That seems fairly simple, but there are many other steps. Before we even get to a Metrolinx Board recommendation, proposals must be vetted through a “Benefits Case” Analysis (the quotation marks are in the Metrolinx document) to determine whether the scheme fits into the fiscal and policy framework. The operation of this analysis is not defined, and there is no way to know whether it is inherently biased in any way. Of particular concern is the question of how alternatives get on the table, and what would actually be analysed.
There are also Alternative Financing & Procurement Analyses that will look at how a scheme might be financed and delivered.
At this point we are only at the Metrolinx Annual Plan and related processes. The Board’s recommendations go off to Queen’s Park for incorporation in the Budget, and after a sufficiently lengthy wait, a project may or may not be approved. Then it has to go through procurement which may very well land back in the hands of the original proponent agency (the TTC would likely build subways, for example) even though title to the resulting infrastructure would rest with Metrolinx.
Other agencies who get their oar in are Infrastructure Ontario and other affected Ministries such as Environment and Transportation. The whole process makes Environmental Assessments, even the old long process, look like a walk in the park. I leave it to the serious policy wonks to read the report and write a 25-word explanation.
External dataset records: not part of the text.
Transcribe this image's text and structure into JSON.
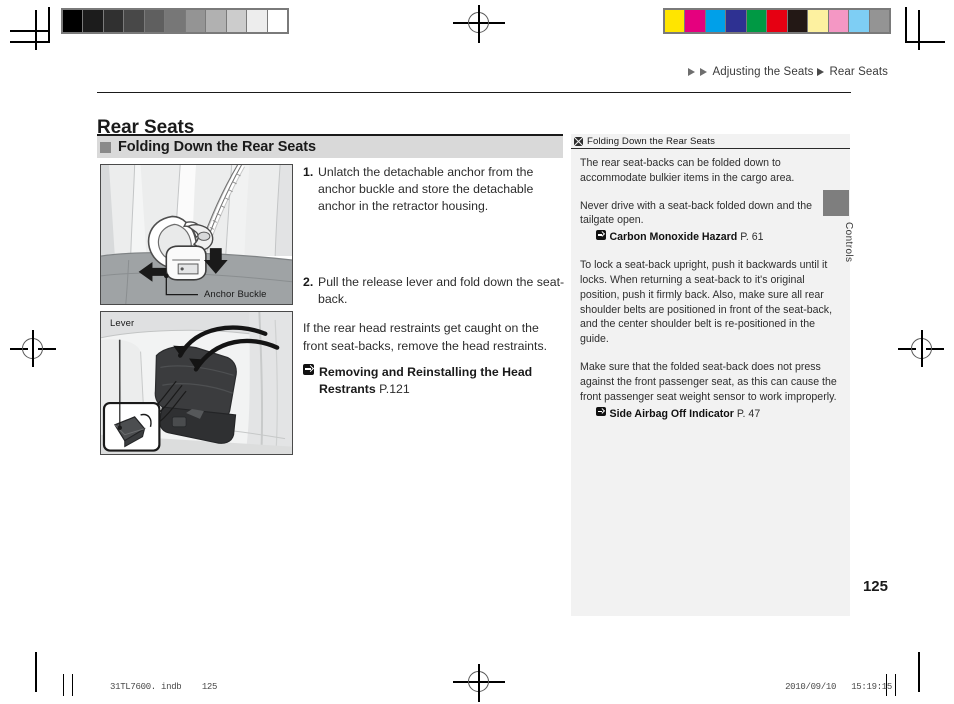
{
  "breadcrumb": {
    "items": [
      "Adjusting the Seats",
      "Rear Seats"
    ]
  },
  "page_title": "Rear Seats",
  "section": {
    "label": "Folding Down the Rear Seats"
  },
  "figures": [
    {
      "name": "rear-seat-anchor-buckle",
      "caption": "Anchor Buckle"
    },
    {
      "name": "cargo-area-release-lever",
      "caption": "Lever"
    }
  ],
  "steps": [
    {
      "num": "1.",
      "text": "Unlatch the detachable anchor from the anchor buckle and store the detachable anchor in the retractor housing."
    },
    {
      "num": "2.",
      "text": "Pull the release lever and fold down the seat-back."
    }
  ],
  "note_paragraph": "If the rear head restraints get caught on the front seat-backs, remove the head restraints.",
  "main_xref": {
    "title": "Removing and Reinstalling the Head Restrants",
    "page": "P.121"
  },
  "info_panel": {
    "header": "Folding Down the Rear Seats",
    "paragraphs": [
      "The rear seat-backs can be folded down to accommodate bulkier items in the cargo area.",
      "Never drive with a seat-back folded down and the tailgate open.",
      "To lock a seat-back upright, push it backwards until it locks. When returning a seat-back to it's original position, push it firmly back. Also, make sure all rear shoulder belts are positioned in front of the seat-back, and the center shoulder belt is re-positioned in the guide.",
      "Make sure that the folded seat-back does not press against the front passenger seat, as this can cause the front passenger seat weight sensor to work improperly."
    ],
    "xrefs": [
      {
        "title": "Carbon Monoxide Hazard",
        "page": "P. 61"
      },
      {
        "title": "Side Airbag Off Indicator",
        "page": "P. 47"
      }
    ]
  },
  "side_tab": {
    "label": "Controls"
  },
  "folio": "125",
  "print_footer": {
    "file": "31TL7600. indb",
    "page": "125",
    "date": "2010/09/10",
    "time": "15:19:15"
  },
  "calibration": {
    "grayscale": [
      "#000000",
      "#1c1c1c",
      "#303030",
      "#484848",
      "#5f5f5f",
      "#777777",
      "#949494",
      "#b1b1b1",
      "#cccccc",
      "#ededed",
      "#ffffff"
    ],
    "colors": [
      "#ffe500",
      "#e5007e",
      "#00a0e9",
      "#2e3192",
      "#009944",
      "#e60012",
      "#231815",
      "#fdf1a0",
      "#f497c4",
      "#7ecef4",
      "#949494"
    ]
  }
}
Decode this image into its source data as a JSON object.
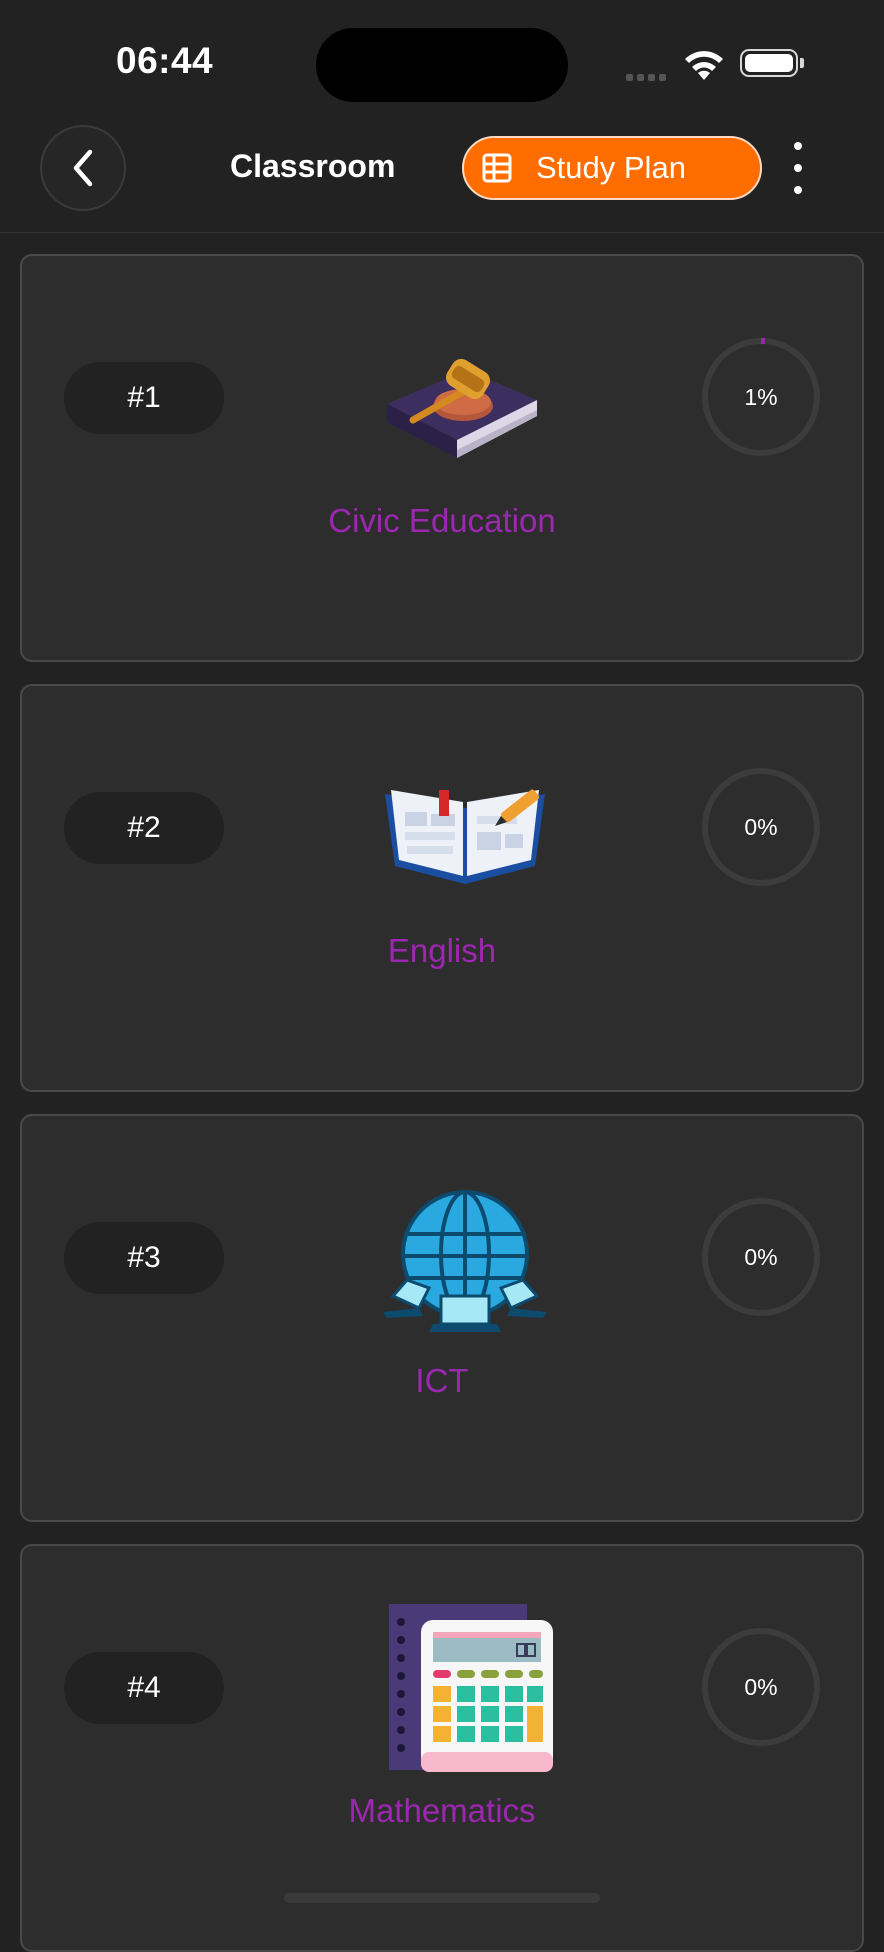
{
  "status_bar": {
    "time": "06:44"
  },
  "header": {
    "title": "Classroom",
    "study_plan_label": "Study Plan",
    "accent": "#ff6d00"
  },
  "subjects": [
    {
      "rank": "#1",
      "name": "Civic Education",
      "progress_text": "1%",
      "progress": 1,
      "icon": "gavel-book-icon"
    },
    {
      "rank": "#2",
      "name": "English",
      "progress_text": "0%",
      "progress": 0,
      "icon": "open-book-icon"
    },
    {
      "rank": "#3",
      "name": "ICT",
      "progress_text": "0%",
      "progress": 0,
      "icon": "globe-network-icon"
    },
    {
      "rank": "#4",
      "name": "Mathematics",
      "progress_text": "0%",
      "progress": 0,
      "icon": "calculator-icon"
    }
  ],
  "colors": {
    "subject_name": "#9c27b0",
    "progress_track": "#3c3c3c",
    "progress_fill": "#9c27b0"
  }
}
One telling addition to the Metrolinx logo is the phrase “An agency of the Government of Ontario”. Don’t let that Board full of municipal politicians fool you, this is a Queen’s Park show. The problem is that the entire process for building a menu of projects, getting approvals, arranging funding and finally building something has a complexity showing that nobody trusts anyone to do things properly. Queen’s Park would rather create a vast machinery to study and administer projects than actually let an agency get on with the job of building a network.
I suspect that the Metrolinx Board already has its marching orders to approve this byzantine process “or else” as a precondition of money flowing for the next round of RTP projects. Indeed, a Benefits Case Analysis is already in the pipeline for seven projects (SRT extension/renovation, VIVA, Eglinton, Finch, Sheppard, GO Lakeshore, Yonge North) even though we don’t even know what these projects will entail. Where is the public input, the Board oversight, if a staff-run process can dictate the structure and fate of a proposal? How can we ensure that the process looks at the network role of each part rather than a narrow project-based focus? How do we have proposals reconsidered when the overhead of going back through the mill could discourage discussion of alternatives?
This scheme is all about vesting control of the transportation plan in Metrolinx staff, consultants and Queen’s Park. It is complex to the point of incomprehensibility, and threatens to undo Metrolinx’ boast of transparency.
The Board should demand a rework of this proposal, but they will likely be too busy with the RTP to pay attention.